[Component data from apps and pages]
-- Opening Marker --
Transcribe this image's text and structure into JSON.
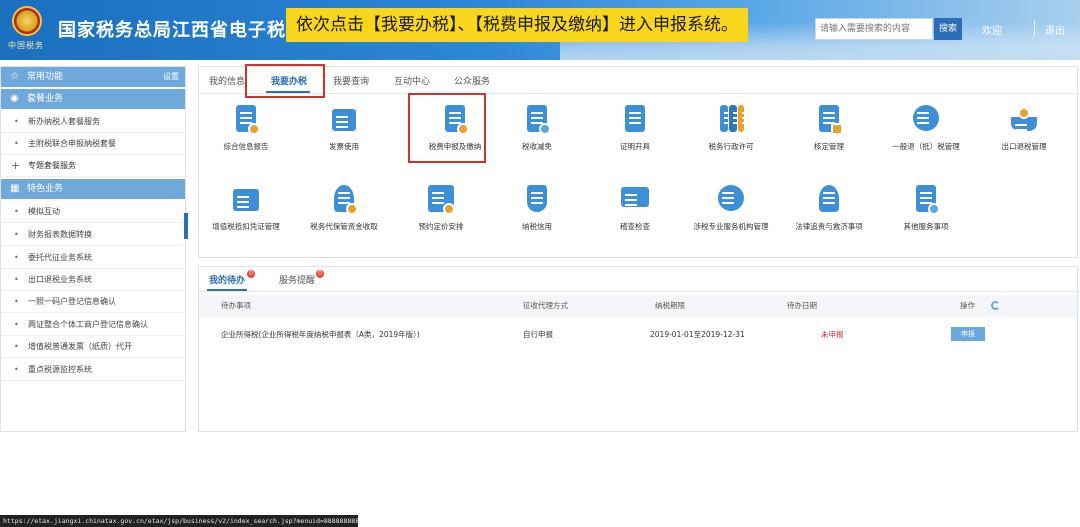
{
  "header": {
    "emblem_caption": "中国税务",
    "site_title": "国家税务总局江西省电子税务局",
    "instruction_banner": "依次点击【我要办税】、【税费申报及缴纳】进入申报系统。",
    "search_placeholder": "请输入需要搜索的内容",
    "search_button": "搜索",
    "welcome": "欢迎",
    "logout": "退出"
  },
  "sidebar": {
    "common_title": "常用功能",
    "settings": "设置",
    "package_title": "套餐业务",
    "package_items": [
      "新办纳税人套餐服务",
      "主附税联合申报纳税套餐"
    ],
    "special_package": "专题套餐服务",
    "feature_title": "特色业务",
    "feature_items": [
      "模拟互动",
      "财务报表数据转换",
      "委托代征业务系统",
      "出口退税业务系统",
      "一照一码户登记信息确认",
      "两证整合个体工商户登记信息确认",
      "增值税普通发票（纸质）代开",
      "重点税源监控系统"
    ]
  },
  "tabs": [
    "我的信息",
    "我要办税",
    "我要查询",
    "互动中心",
    "公众服务"
  ],
  "active_tab": "我要办税",
  "services": [
    {
      "label": "综合信息报告",
      "icon": "report-icon",
      "color": "#3d8fd8"
    },
    {
      "label": "发票使用",
      "icon": "invoice-printer-icon",
      "color": "#3d8fd8"
    },
    {
      "label": "税费申报及缴纳",
      "icon": "tax-declaration-icon",
      "color": "#3d8fd8"
    },
    {
      "label": "税收减免",
      "icon": "tax-relief-icon",
      "color": "#3d8fd8"
    },
    {
      "label": "证明开具",
      "icon": "certificate-icon",
      "color": "#3d8fd8"
    },
    {
      "label": "税务行政许可",
      "icon": "permit-binders-icon",
      "color": "#3d8fd8"
    },
    {
      "label": "核定管理",
      "icon": "verification-icon",
      "color": "#3d8fd8"
    },
    {
      "label": "一般退（抵）税管理",
      "icon": "refund-icon",
      "color": "#3d8fd8"
    },
    {
      "label": "出口退税管理",
      "icon": "export-ship-icon",
      "color": "#3d8fd8"
    },
    {
      "label": "增值税抵扣凭证管理",
      "icon": "vat-deduction-icon",
      "color": "#3d8fd8"
    },
    {
      "label": "税务代保管资金收取",
      "icon": "custody-funds-icon",
      "color": "#3d8fd8"
    },
    {
      "label": "预约定价安排",
      "icon": "calendar-icon",
      "color": "#3d8fd8"
    },
    {
      "label": "纳税信用",
      "icon": "credit-shield-icon",
      "color": "#3d8fd8"
    },
    {
      "label": "稽查检查",
      "icon": "inspection-monitor-icon",
      "color": "#3d8fd8"
    },
    {
      "label": "涉税专业服务机构管理",
      "icon": "professional-service-icon",
      "color": "#3d8fd8"
    },
    {
      "label": "法律追责与救济事项",
      "icon": "legal-person-icon",
      "color": "#3d8fd8"
    },
    {
      "label": "其他服务事项",
      "icon": "other-services-icon",
      "color": "#3d8fd8"
    }
  ],
  "todo": {
    "tab_mine": "我的待办",
    "tab_mine_count": "0",
    "tab_reminder": "服务提醒",
    "tab_reminder_count": "0",
    "columns": [
      "待办事项",
      "征收代理方式",
      "纳税期限",
      "待办日期",
      "操作"
    ],
    "rows": [
      {
        "item": "企业所得税(企业所得税年度纳税申报表（A类，2019年版）)",
        "method": "自行申报",
        "period": "2019-01-01至2019-12-31",
        "status": "未申报",
        "action": "申报"
      }
    ]
  },
  "status_url": "https://etax.jiangxi.chinatax.gov.cn/etax/jsp/business/v2/index_search.jsp?menuid=8888888888888888888..."
}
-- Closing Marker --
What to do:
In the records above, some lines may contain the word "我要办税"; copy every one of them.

Solution:
    "instruction_banner": "依次点击【我要办税】、【税费申报及缴纳】进入申报系统。",
    "我要办税",
  "active_tab": "我要办税",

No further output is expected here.